___ Data for this exercise

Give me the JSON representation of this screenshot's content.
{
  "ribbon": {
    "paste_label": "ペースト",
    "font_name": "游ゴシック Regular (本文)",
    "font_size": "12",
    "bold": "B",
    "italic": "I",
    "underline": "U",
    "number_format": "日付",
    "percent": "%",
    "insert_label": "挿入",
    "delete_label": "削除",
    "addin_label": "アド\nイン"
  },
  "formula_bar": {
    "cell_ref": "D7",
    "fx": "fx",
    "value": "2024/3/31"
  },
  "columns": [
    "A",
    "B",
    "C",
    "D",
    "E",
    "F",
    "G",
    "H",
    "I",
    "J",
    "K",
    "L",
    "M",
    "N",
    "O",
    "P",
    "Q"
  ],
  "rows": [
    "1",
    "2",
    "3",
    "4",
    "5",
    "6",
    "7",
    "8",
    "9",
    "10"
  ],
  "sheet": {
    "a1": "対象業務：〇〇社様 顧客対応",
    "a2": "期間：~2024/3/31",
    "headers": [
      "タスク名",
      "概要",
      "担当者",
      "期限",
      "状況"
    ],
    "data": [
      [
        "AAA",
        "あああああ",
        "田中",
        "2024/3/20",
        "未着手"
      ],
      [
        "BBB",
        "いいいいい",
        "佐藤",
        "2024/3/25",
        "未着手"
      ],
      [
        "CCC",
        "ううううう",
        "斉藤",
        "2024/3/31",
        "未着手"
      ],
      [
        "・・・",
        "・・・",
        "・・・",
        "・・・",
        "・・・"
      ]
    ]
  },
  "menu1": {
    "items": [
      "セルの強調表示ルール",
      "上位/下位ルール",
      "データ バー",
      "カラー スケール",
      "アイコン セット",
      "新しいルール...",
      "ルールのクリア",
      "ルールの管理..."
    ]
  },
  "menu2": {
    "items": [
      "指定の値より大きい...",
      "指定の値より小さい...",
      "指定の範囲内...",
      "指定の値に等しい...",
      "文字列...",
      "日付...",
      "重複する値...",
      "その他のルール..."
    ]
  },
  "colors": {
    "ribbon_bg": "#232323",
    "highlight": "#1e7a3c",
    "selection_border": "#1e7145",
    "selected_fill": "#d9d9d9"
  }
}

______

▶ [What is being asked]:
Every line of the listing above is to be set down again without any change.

▶ [Result]:
Give me the JSON representation of this screenshot's content.
{
  "ribbon": {
    "paste_label": "ペースト",
    "font_name": "游ゴシック Regular (本文)",
    "font_size": "12",
    "bold": "B",
    "italic": "I",
    "underline": "U",
    "number_format": "日付",
    "percent": "%",
    "insert_label": "挿入",
    "delete_label": "削除",
    "addin_label": "アド\nイン"
  },
  "formula_bar": {
    "cell_ref": "D7",
    "fx": "fx",
    "value": "2024/3/31"
  },
  "columns": [
    "A",
    "B",
    "C",
    "D",
    "E",
    "F",
    "G",
    "H",
    "I",
    "J",
    "K",
    "L",
    "M",
    "N",
    "O",
    "P",
    "Q"
  ],
  "rows": [
    "1",
    "2",
    "3",
    "4",
    "5",
    "6",
    "7",
    "8",
    "9",
    "10"
  ],
  "sheet": {
    "a1": "対象業務：〇〇社様 顧客対応",
    "a2": "期間：~2024/3/31",
    "headers": [
      "タスク名",
      "概要",
      "担当者",
      "期限",
      "状況"
    ],
    "data": [
      [
        "AAA",
        "あああああ",
        "田中",
        "2024/3/20",
        "未着手"
      ],
      [
        "BBB",
        "いいいいい",
        "佐藤",
        "2024/3/25",
        "未着手"
      ],
      [
        "CCC",
        "ううううう",
        "斉藤",
        "2024/3/31",
        "未着手"
      ],
      [
        "・・・",
        "・・・",
        "・・・",
        "・・・",
        "・・・"
      ]
    ]
  },
  "menu1": {
    "items": [
      "セルの強調表示ルール",
      "上位/下位ルール",
      "データ バー",
      "カラー スケール",
      "アイコン セット",
      "新しいルール...",
      "ルールのクリア",
      "ルールの管理..."
    ]
  },
  "menu2": {
    "items": [
      "指定の値より大きい...",
      "指定の値より小さい...",
      "指定の範囲内...",
      "指定の値に等しい...",
      "文字列...",
      "日付...",
      "重複する値...",
      "その他のルール..."
    ]
  },
  "colors": {
    "ribbon_bg": "#232323",
    "highlight": "#1e7a3c",
    "selection_border": "#1e7145",
    "selected_fill": "#d9d9d9"
  }
}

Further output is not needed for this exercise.